A somewhat whimsical look at Reactive Logic.

Needed: the Executable Cocktail Napkin

For decades, business executives have been bewildered why a 5 line specification - that could almost be loaded directly into a spreadsheet - takes 10 days to program?  And well they should.  For database apps, these specs represent up to half the effort.  We are talking billions.

The difference is Reactive Programming

The answer lies in the question: how is a spreadsheet so different from a conventional computer program?  The answer is Reactive Programming (a branch of declarative programming).

A spreadsheet is based on this concept.  All the references in your spreadsheet formula are detected - when a referenced cell changes, the referencing cells "react"" and are recomputed.   Automatically.

But a conventional program is imperative: all the "what has changed, who depends on that" logic is the programmer's job.  And this dependency management is gigantic: it's how a 5 line spec becomes 500 lines of code.  To design.  To build.  To Test.  To Maintain.  Until Death do you part.

Reactive Programming on the Front End

In addition to the Spreadsheet use, Reactive Programming is attracting a good bit of attention as an approach for simplifying client programming (<<references>>), many arising from Microsoft Rx.  NETFLIX

Reactive Programming on the Back End

So, Prof Higgins wise (and often-misquoted) advice applies: why can't a database be more like a spreadsheet?   In other words, apply Reactive Technology to database logic:  
  • bind reactive expressions to compute a database column (e.g., customer.balance := sum(purchaseorderList.amount_total)
  • validate row in a database table (e.g., customer.balance <= customer.credit_limit)
The database schema defines the valid expression operands.

What's exciting about the database application of RP is that it is a well-bounded problem, so becomes much simpler than general purpose RP.  Events (database transactions) are simpler (transactions are inherently serialized), you don't need to set up Observables (they can be set  up automatically by parsing the expressions), or worry about how to integrate it into a programming language.  It really does make your database behave like a spreadsheet.

The Executable Cocktail Napkin

And that, it turns out, is the cocktail napkin.  An executable specification - maintainable code for IT, transparent documentation for the business.

The 500 lines of code are distilled away.  Programmers are empowered to operate at unprecedented speed, since the logic engine plays the role of the spreadsheet for transaction processing, eliminating all the checking, the SQLs, the optimizations... the noise.

For Web 2.0

There's lots of ways to deliver a functioning runtime: integrate it into the DBMS, generate triggers, generate App Server code, etc.  But it's simple - we're in the Web 2.0 age, and RESTful servers are the consensus way for computers and mobile devices to talk.  It's fast, it's easy, and it's ubiquitous.

So, the ideal way to expose Reactive Database logic is as a RESTful server, managing SQL data residing in the cloud or on premise, watching the in=coming Put/Post/Delete requests (events).  One step further - make the RESTful server itself  a cloud-based service, so there's no install, no IDE.  Reactive Logic is specified via the Browser.

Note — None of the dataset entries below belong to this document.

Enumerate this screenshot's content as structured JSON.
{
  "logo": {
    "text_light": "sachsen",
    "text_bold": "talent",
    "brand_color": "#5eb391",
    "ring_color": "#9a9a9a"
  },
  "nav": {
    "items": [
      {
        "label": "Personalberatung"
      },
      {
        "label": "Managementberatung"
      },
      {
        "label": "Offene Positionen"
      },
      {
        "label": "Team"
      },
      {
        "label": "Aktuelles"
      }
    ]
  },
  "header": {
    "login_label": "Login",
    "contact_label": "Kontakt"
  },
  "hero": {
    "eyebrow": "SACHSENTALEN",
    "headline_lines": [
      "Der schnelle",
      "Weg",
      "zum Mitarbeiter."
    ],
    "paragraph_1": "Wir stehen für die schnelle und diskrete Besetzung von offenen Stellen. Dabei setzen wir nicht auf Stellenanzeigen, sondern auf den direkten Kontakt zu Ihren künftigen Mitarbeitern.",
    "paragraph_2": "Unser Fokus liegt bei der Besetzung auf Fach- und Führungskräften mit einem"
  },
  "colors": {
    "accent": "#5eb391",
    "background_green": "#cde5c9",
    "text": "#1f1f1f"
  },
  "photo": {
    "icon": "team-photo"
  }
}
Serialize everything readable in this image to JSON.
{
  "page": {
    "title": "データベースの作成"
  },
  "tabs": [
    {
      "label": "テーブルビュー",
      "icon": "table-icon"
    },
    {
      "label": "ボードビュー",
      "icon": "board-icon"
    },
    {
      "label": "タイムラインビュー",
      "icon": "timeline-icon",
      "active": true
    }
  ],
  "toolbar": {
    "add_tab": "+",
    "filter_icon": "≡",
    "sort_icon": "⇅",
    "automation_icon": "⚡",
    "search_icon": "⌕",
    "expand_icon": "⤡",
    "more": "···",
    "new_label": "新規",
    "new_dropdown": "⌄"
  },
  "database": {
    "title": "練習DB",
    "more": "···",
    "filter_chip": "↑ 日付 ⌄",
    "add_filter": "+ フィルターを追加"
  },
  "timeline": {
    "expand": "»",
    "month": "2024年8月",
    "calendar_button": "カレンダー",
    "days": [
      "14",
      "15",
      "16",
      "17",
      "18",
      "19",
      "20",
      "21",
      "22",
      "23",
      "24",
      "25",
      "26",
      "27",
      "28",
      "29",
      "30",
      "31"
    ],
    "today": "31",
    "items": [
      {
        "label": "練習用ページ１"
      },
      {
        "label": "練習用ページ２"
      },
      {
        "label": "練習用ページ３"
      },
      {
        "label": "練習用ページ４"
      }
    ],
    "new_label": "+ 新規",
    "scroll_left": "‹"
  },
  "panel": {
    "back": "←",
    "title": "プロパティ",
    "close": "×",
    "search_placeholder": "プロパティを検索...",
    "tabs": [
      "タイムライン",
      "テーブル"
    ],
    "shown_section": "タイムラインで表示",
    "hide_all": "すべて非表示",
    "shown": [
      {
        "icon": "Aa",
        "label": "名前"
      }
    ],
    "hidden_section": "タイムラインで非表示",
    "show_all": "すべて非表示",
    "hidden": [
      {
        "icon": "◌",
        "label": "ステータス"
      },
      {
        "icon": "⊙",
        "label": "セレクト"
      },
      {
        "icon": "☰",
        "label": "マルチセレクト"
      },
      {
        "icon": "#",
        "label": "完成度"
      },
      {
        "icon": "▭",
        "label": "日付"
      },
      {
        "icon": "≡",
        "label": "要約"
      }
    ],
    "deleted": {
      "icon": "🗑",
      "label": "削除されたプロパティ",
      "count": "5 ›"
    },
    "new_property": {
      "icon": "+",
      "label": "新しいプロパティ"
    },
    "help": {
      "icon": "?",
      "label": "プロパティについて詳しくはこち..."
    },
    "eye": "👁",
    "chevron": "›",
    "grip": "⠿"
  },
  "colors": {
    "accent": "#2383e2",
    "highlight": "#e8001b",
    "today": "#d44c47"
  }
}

The economics are compelling: half the app gets built in a tenth the time.  Mobile, Web-app and SOA ready.  Maintenance is performed at the same level, so enjoys the same benefits - dealing with iterations is suddenly easy..  And it's transparent - the code is the documentation.